How to Combat the Challenges of Understaffed Elementary Schools
It’s November and many school districts are still limping along with unfilled teaching positions. These positions are often referred to as critical shortage areas. On the top of the list has always been openings in special education. Other positions include speciality areas such as math, science, music, and library. In the past, districts received hundreds of applications for one position. Educator preparation programs are seeing a decrease in enrollment which is impacting the number of applications. In rural places not only are they struggling to fill critical shortage positions, but regular education as well, There are many creative ways school districts are incorporating to help recruit and retain teachers in every area,

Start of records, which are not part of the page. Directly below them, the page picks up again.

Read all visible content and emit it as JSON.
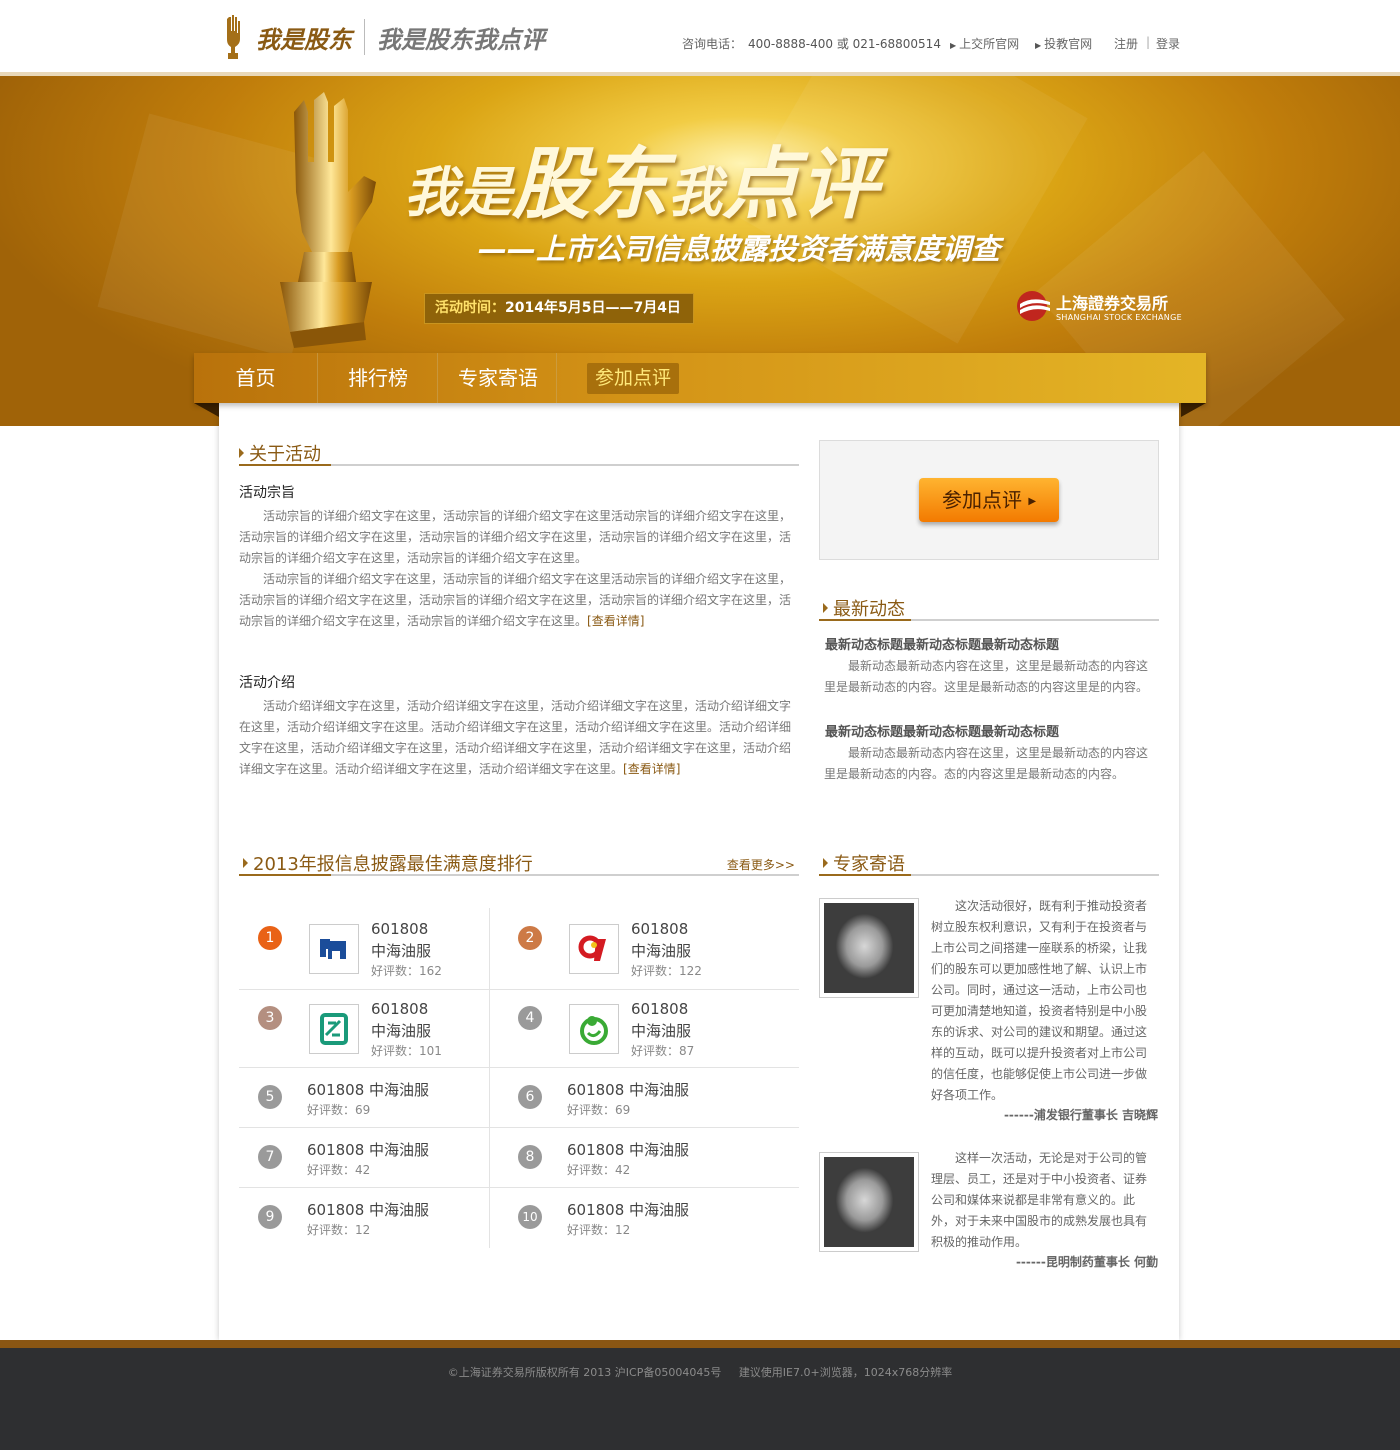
{
  "header": {
    "brand": "我是股东",
    "slogan": "我是股东我点评",
    "hotline_label": "咨询电话：",
    "hotline": "400-8888-400 或 021-68800514",
    "links": [
      "上交所官网",
      "投教官网"
    ],
    "register": "注册",
    "separator": "|",
    "login": "登录"
  },
  "banner": {
    "title_a": "我是",
    "title_b": "股东",
    "title_c": "我",
    "title_d": "点评",
    "subtitle": "——上市公司信息披露投资者满意度调查",
    "time_label": "活动时间：",
    "time_value": "2014年5月5日——7月4日",
    "exchange_cn": "上海證券交易所",
    "exchange_en": "SHANGHAI STOCK EXCHANGE"
  },
  "nav": {
    "items": [
      "首页",
      "排行榜",
      "专家寄语",
      "参加点评"
    ]
  },
  "about": {
    "title": "关于活动",
    "purpose_title": "活动宗旨",
    "purpose_p1": "活动宗旨的详细介绍文字在这里，活动宗旨的详细介绍文字在这里活动宗旨的详细介绍文字在这里，活动宗旨的详细介绍文字在这里，活动宗旨的详细介绍文字在这里，活动宗旨的详细介绍文字在这里，活动宗旨的详细介绍文字在这里，活动宗旨的详细介绍文字在这里。",
    "purpose_p2": "活动宗旨的详细介绍文字在这里，活动宗旨的详细介绍文字在这里活动宗旨的详细介绍文字在这里，活动宗旨的详细介绍文字在这里，活动宗旨的详细介绍文字在这里，活动宗旨的详细介绍文字在这里，活动宗旨的详细介绍文字在这里，活动宗旨的详细介绍文字在这里。",
    "intro_title": "活动介绍",
    "intro_p": "活动介绍详细文字在这里，活动介绍详细文字在这里，活动介绍详细文字在这里，活动介绍详细文字在这里，活动介绍详细文字在这里。活动介绍详细文字在这里，活动介绍详细文字在这里。活动介绍详细文字在这里，活动介绍详细文字在这里，活动介绍详细文字在这里，活动介绍详细文字在这里，活动介绍详细文字在这里。活动介绍详细文字在这里，活动介绍详细文字在这里。",
    "detail_link": "[查看详情]"
  },
  "cta": {
    "label": "参加点评"
  },
  "news": {
    "title": "最新动态",
    "items": [
      {
        "title": "最新动态标题最新动态标题最新动态标题",
        "body": "最新动态最新动态内容在这里，这里是最新动态的内容这里是最新动态的内容。这里是最新动态的内容这里是的内容。"
      },
      {
        "title": "最新动态标题最新动态标题最新动态标题",
        "body": "最新动态最新动态内容在这里，这里是最新动态的内容这里是最新动态的内容。态的内容这里是最新动态的内容。"
      }
    ]
  },
  "ranking": {
    "title": "2013年报信息披露最佳满意度排行",
    "more": "查看更多>>",
    "good_label": "好评数：",
    "rows": [
      {
        "rank": "1",
        "code": "601808",
        "name": "中海油服",
        "count": "162"
      },
      {
        "rank": "2",
        "code": "601808",
        "name": "中海油服",
        "count": "122"
      },
      {
        "rank": "3",
        "code": "601808",
        "name": "中海油服",
        "count": "101"
      },
      {
        "rank": "4",
        "code": "601808",
        "name": "中海油服",
        "count": "87"
      },
      {
        "rank": "5",
        "code": "601808",
        "name": "中海油服",
        "count": "69"
      },
      {
        "rank": "6",
        "code": "601808",
        "name": "中海油服",
        "count": "69"
      },
      {
        "rank": "7",
        "code": "601808",
        "name": "中海油服",
        "count": "42"
      },
      {
        "rank": "8",
        "code": "601808",
        "name": "中海油服",
        "count": "42"
      },
      {
        "rank": "9",
        "code": "601808",
        "name": "中海油服",
        "count": "12"
      },
      {
        "rank": "10",
        "code": "601808",
        "name": "中海油服",
        "count": "12"
      }
    ],
    "badge_colors": [
      "#e96216",
      "#cd7a46",
      "#b48f80",
      "#9a9a9a"
    ]
  },
  "experts": {
    "title": "专家寄语",
    "items": [
      {
        "quote": "这次活动很好，既有利于推动投资者树立股东权利意识，又有利于在投资者与上市公司之间搭建一座联系的桥梁，让我们的股东可以更加感性地了解、认识上市公司。同时，通过这一活动，上市公司也可更加清楚地知道，投资者特别是中小股东的诉求、对公司的建议和期望。通过这样的互动，既可以提升投资者对上市公司的信任度，也能够促使上市公司进一步做好各项工作。",
        "sign": "------浦发银行董事长 吉晓辉"
      },
      {
        "quote": "这样一次活动，无论是对于公司的管理层、员工，还是对于中小投资者、证券公司和媒体来说都是非常有意义的。此外，对于未来中国股市的成熟发展也具有积极的推动作用。",
        "sign": "------昆明制药董事长 何勤"
      }
    ]
  },
  "footer": {
    "copyright": "©上海证券交易所版权所有 2013 沪ICP备05004045号",
    "browser": "建议使用IE7.0+浏览器，1024x768分辨率"
  }
}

Critical shortage areas have always been challenging positions to fill. Many districts have added incentive pay to recruit teachers. Stipends or extended contracts are one way to meet the demands of the CBA. Special education teachers often have caseloads that are more demanding than what can be managed within a work day. Basically, this pays teachers for the additional hours they work. Housing stipends may fall into this category. Finding affordable housing on a teacher’s salary may be next to impossible. Some districts offer stipends to offset costs of housing and transportation.
State educational governance set the standards for teacher licensing. For example, in Montana, emergency licenses can be granted to individuals to fill positions. Anyone holds bachelor degrees (or not ) will be granted an emergency licensure and have three years to meet the licensing requirements to obtain a regular certificate.The one exemption is in special education. Districts will work around this by having a regular education teacher work with the special education teacher. Essentially, the special education teacher would be the one ultimately responsible for planning and ensuring that IEPs are reported and followed.
All educators are asked to do more and more. Many schools, especially rural schools start and end the year without positions filled. Teachers take on additional roles and duties to meet the needs of the district. From cleaning their own rooms, to adding an additional class period at a time with extra pay. Some districts have cen solicited past employees including retirees to re-enter the classroom or fill positions. This gives the appearance of being “piece milled” together to provide an adequate education. In these situations, some districts fail to meet accreditation standards and must apply for a variance and provide a plan for meeting the deficits.
Shortened Days and Remote Learning
Another way to recruit teachers is to look at alternative schedules. Some districts provide online resources to meet the diverse needs of all students. Four day school week may be a solution for many districts. State accreditation standards may count hours rather than days to account for a “year” to ease the burden.
These are just a few ideas that have proven to help districts to accomplish the task of educating all students. As stakeholders your understanding on this complex issue is important. As districts navigate these challenging situations, you can provide resources and solutions that are instrumental in the teaching and learning of both teachers and students alike.
Written by: Teresa Marchant
School Librarian at LOCKWOOD SCHOOL DISTRICT 26
Teresa has been an educator for over 25 years. She holds a Master’s in Educational Technology with an emphasis in Online Instruction from Montana State University as well as a certificate in School Library Media from the University of Washington. Over the years she has served in many capacities at the state and local level. Highlights include being the Vice Chair of the Certification Standards and Practices Advisory Council to the Montana Board of Public Education, a member of the School Leadership Team and Chair of the Professional Development Committee for her school district, and a member of the Montana Library Association board. She loves learning and enjoys helping others!
Interested in learning more about the education market, or looking to contribute? We want to hear from you!